◆ **What the exercise asks**: Out of the listing below, copy every line that carries the string "link".

◆ **Supplied records**:
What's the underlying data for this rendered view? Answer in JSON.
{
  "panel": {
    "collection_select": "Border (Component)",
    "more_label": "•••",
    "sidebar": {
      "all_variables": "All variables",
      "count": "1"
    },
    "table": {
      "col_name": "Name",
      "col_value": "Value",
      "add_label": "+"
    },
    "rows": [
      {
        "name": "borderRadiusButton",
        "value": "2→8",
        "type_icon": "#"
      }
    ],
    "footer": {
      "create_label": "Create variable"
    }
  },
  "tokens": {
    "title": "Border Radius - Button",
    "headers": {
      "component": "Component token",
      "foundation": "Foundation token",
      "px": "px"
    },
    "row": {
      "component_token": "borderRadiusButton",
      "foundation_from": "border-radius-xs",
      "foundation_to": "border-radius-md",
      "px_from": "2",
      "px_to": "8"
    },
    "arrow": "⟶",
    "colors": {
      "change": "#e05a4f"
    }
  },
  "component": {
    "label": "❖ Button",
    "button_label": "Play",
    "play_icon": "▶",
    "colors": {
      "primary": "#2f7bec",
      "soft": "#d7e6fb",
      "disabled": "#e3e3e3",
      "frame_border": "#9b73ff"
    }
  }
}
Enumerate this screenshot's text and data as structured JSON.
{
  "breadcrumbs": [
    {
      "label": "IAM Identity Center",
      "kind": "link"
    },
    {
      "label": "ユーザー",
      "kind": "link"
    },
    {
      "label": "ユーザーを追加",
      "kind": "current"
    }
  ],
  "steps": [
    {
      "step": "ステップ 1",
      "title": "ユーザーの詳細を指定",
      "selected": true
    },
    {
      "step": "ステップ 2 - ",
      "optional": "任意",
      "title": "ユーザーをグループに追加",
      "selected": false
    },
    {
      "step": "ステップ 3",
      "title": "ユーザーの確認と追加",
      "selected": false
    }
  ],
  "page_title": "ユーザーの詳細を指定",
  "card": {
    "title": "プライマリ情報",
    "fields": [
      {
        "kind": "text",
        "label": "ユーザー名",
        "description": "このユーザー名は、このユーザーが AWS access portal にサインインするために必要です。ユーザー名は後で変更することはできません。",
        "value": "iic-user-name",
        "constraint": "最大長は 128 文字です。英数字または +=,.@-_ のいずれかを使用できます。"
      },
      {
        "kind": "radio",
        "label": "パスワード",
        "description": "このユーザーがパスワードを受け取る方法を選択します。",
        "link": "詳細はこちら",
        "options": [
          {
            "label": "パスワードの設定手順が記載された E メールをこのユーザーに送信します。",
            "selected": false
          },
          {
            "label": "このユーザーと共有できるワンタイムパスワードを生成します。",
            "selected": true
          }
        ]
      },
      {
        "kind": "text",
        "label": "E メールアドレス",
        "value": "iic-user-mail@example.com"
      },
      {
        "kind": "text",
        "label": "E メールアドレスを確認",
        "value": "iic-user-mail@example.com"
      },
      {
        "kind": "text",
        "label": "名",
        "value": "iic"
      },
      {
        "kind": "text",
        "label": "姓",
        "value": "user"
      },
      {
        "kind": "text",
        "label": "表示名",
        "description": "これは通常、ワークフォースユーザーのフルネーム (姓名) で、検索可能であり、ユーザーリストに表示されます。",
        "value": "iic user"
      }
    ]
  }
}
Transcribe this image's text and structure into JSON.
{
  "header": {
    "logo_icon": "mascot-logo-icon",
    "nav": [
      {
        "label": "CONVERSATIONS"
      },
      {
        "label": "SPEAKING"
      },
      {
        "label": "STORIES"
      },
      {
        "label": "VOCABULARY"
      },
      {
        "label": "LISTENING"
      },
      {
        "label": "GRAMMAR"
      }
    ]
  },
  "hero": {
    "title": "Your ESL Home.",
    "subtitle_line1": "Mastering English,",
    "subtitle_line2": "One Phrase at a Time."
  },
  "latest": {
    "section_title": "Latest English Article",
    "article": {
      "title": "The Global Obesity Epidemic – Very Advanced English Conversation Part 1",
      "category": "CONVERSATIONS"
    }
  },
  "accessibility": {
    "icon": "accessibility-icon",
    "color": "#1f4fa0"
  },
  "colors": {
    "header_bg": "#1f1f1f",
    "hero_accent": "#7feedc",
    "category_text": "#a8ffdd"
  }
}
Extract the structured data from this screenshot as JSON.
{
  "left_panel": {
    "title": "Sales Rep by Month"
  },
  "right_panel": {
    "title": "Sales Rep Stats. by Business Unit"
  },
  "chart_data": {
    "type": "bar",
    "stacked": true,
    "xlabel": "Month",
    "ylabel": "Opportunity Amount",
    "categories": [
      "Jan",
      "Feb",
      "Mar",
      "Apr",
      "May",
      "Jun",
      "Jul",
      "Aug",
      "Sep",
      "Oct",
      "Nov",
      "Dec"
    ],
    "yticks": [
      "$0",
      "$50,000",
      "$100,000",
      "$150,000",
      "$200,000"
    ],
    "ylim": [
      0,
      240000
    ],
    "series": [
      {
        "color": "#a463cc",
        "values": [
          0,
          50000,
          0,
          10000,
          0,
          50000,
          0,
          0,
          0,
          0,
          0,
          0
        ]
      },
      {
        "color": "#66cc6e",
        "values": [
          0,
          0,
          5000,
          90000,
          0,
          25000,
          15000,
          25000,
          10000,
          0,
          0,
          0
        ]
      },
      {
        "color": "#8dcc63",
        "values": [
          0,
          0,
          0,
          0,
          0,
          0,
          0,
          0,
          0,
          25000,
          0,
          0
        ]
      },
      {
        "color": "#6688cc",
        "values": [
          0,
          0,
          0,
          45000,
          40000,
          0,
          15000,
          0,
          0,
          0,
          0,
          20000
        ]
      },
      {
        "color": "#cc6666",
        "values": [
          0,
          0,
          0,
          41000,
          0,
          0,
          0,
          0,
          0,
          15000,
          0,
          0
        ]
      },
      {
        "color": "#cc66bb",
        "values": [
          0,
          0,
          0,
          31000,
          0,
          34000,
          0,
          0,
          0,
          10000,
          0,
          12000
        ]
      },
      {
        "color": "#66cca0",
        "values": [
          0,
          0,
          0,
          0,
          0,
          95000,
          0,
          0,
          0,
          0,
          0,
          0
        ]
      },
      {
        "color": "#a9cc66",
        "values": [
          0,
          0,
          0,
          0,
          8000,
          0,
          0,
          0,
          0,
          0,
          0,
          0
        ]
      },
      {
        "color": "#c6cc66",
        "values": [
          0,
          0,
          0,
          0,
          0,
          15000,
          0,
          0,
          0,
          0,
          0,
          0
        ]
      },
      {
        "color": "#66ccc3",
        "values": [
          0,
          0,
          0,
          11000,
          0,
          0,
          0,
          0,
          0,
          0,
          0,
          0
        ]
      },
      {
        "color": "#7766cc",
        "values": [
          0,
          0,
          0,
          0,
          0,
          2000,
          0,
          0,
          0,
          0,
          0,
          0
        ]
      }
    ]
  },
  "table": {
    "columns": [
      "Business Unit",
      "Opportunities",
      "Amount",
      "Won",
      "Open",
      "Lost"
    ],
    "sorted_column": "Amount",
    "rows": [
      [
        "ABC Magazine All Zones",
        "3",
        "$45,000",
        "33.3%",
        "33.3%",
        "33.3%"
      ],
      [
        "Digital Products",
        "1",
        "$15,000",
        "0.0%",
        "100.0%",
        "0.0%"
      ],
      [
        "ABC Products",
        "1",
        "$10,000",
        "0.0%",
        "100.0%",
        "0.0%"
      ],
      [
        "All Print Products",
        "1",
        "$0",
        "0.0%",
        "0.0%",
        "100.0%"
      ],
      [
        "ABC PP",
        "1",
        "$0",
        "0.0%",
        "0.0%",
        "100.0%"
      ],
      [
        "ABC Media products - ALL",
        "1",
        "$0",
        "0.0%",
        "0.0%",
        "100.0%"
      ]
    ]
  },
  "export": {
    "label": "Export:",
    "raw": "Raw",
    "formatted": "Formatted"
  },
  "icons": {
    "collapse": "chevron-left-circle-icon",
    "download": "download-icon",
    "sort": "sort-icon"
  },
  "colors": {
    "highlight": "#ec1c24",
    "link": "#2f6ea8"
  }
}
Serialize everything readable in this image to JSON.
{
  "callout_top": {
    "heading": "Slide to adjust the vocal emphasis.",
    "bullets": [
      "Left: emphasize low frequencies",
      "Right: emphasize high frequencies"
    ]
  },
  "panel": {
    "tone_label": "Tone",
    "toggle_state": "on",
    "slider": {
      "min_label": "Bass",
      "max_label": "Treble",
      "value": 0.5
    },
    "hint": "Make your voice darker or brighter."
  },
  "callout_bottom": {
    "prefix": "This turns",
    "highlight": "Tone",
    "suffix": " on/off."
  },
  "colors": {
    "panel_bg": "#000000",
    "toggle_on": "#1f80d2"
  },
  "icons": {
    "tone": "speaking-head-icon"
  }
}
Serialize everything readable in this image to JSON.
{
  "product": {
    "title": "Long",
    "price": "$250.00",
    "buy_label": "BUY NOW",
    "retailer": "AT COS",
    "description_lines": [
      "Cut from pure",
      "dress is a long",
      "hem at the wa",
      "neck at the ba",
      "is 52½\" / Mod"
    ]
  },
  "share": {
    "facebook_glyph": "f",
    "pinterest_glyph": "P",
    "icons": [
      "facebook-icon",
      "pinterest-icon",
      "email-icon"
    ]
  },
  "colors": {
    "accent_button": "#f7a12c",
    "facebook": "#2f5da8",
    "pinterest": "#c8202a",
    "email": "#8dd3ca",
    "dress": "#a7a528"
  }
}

◆ **Answer for the task**:
      "kind": "link"
      "kind": "link"
        "link": "詳細はこちら",
    "link": "#2f6ea8"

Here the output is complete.